***** Source material
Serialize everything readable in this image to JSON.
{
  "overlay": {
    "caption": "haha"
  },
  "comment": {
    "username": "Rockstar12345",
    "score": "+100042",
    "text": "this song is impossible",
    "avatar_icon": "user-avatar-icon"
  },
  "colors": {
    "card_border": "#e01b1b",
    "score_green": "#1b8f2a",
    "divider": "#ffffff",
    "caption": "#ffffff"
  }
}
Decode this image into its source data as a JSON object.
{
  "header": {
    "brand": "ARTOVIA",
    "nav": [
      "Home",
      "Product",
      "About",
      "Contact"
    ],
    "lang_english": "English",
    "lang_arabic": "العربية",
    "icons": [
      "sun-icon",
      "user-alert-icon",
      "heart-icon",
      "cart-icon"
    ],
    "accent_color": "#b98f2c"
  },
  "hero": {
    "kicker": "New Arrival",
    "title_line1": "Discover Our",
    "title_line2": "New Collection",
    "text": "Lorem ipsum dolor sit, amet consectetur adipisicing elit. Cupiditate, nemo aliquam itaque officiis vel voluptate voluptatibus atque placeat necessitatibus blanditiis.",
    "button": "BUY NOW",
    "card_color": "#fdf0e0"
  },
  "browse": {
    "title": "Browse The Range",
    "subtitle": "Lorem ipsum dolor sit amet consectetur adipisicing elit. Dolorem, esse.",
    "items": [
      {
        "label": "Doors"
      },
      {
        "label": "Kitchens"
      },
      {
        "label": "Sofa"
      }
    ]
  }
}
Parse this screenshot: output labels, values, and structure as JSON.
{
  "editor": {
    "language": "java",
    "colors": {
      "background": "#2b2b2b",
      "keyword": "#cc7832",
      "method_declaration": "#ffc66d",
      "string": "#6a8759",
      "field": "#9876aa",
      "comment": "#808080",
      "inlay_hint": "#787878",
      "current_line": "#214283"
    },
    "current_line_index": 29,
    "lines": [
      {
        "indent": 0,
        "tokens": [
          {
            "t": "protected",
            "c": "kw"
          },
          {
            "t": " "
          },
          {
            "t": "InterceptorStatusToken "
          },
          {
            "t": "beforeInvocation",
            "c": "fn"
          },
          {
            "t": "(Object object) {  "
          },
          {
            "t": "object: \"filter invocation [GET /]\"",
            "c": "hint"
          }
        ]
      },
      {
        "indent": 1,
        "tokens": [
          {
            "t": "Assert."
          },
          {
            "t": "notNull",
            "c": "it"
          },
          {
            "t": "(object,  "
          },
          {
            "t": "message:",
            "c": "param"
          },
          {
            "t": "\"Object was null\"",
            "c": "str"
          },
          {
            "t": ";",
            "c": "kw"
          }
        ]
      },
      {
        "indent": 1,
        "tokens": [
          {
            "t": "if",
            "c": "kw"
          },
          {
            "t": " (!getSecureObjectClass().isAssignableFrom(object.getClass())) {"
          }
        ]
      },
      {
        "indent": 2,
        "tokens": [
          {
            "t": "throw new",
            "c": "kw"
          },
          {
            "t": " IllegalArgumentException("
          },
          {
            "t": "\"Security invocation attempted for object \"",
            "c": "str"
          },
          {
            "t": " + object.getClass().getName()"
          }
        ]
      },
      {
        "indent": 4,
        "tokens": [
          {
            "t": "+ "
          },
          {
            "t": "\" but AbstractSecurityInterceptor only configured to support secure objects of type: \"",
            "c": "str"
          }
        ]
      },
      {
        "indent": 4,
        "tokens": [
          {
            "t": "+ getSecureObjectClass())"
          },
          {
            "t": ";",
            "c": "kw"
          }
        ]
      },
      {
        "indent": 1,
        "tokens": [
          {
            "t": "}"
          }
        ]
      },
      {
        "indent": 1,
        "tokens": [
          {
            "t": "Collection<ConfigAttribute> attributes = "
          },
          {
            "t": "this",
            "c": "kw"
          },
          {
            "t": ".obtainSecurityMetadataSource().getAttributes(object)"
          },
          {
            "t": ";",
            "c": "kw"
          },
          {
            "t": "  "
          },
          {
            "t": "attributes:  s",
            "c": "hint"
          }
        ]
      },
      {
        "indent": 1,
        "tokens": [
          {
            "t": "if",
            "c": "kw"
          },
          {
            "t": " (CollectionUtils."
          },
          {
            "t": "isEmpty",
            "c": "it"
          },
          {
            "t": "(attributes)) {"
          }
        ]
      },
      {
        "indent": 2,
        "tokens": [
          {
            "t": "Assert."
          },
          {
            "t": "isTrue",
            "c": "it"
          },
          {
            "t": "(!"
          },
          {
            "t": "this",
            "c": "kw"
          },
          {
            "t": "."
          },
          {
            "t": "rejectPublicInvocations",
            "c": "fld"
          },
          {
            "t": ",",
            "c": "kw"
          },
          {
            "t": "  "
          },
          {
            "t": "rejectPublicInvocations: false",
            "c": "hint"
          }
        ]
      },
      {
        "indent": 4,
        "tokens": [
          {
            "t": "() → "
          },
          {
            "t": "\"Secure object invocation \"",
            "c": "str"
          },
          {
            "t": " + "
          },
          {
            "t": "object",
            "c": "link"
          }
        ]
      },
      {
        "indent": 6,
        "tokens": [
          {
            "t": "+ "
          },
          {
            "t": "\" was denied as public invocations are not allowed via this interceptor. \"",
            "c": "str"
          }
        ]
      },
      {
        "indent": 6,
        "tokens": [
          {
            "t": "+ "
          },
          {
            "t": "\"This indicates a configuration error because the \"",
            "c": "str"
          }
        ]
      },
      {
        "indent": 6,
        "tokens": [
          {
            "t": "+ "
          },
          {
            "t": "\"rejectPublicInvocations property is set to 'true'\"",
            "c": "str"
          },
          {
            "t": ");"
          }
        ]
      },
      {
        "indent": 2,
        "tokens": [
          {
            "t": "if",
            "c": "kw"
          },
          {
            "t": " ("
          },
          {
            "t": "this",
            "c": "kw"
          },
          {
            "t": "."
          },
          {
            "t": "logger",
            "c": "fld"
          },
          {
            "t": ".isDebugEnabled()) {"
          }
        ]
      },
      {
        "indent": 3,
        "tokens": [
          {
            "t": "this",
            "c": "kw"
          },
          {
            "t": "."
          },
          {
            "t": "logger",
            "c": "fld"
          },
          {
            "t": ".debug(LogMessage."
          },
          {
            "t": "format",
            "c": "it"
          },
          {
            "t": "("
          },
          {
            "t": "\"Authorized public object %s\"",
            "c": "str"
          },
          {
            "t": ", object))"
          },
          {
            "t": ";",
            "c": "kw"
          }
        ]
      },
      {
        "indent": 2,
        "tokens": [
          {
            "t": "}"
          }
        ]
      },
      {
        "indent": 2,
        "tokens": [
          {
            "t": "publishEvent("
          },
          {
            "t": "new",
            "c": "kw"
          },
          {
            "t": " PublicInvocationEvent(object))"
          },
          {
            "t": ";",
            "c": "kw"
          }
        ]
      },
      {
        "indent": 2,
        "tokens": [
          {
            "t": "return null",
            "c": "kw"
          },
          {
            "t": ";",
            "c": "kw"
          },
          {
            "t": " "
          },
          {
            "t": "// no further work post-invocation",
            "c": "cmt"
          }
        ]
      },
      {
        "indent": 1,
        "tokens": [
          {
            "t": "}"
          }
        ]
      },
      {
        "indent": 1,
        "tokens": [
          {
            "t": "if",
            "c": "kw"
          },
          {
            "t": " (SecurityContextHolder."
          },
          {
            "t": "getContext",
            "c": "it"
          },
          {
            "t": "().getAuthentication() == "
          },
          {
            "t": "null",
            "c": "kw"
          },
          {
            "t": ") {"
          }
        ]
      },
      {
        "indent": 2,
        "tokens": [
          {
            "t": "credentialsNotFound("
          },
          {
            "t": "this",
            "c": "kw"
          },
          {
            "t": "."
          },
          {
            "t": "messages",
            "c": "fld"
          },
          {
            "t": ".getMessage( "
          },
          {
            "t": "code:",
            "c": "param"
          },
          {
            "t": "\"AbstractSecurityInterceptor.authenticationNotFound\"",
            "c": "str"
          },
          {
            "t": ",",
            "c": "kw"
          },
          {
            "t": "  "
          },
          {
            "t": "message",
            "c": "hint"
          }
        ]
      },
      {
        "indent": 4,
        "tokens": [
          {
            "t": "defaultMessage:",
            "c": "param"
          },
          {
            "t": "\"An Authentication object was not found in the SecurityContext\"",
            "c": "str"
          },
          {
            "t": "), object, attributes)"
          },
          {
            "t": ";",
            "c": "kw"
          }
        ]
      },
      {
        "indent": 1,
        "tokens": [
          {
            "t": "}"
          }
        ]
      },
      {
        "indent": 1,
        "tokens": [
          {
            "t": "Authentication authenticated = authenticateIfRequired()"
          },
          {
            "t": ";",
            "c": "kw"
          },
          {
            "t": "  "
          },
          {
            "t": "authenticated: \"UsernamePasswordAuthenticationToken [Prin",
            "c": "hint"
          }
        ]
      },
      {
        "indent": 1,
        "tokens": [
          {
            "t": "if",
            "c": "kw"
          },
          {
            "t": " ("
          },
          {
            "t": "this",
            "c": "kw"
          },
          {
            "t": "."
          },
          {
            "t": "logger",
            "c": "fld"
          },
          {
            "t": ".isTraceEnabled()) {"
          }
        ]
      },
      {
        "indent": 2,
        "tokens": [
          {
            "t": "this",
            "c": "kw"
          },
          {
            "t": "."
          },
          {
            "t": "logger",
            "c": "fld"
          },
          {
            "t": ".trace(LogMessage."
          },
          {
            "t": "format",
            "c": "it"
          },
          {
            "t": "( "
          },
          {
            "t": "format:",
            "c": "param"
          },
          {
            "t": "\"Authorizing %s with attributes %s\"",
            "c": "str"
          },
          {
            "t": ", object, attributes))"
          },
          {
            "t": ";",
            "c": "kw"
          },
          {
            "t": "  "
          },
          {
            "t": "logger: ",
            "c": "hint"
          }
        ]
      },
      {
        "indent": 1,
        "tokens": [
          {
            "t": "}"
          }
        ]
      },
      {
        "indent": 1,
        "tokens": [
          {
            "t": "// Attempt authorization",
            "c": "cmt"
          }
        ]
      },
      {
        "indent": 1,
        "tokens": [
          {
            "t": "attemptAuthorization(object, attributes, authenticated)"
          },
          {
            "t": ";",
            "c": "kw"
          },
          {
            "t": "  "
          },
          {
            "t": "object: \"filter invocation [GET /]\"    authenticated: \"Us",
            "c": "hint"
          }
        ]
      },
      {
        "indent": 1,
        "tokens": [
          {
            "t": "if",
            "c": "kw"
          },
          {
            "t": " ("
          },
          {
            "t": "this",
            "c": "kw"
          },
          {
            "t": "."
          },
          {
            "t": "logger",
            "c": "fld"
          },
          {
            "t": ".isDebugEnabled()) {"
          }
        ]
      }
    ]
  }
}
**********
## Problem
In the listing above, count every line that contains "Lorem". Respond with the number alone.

## Answer box
2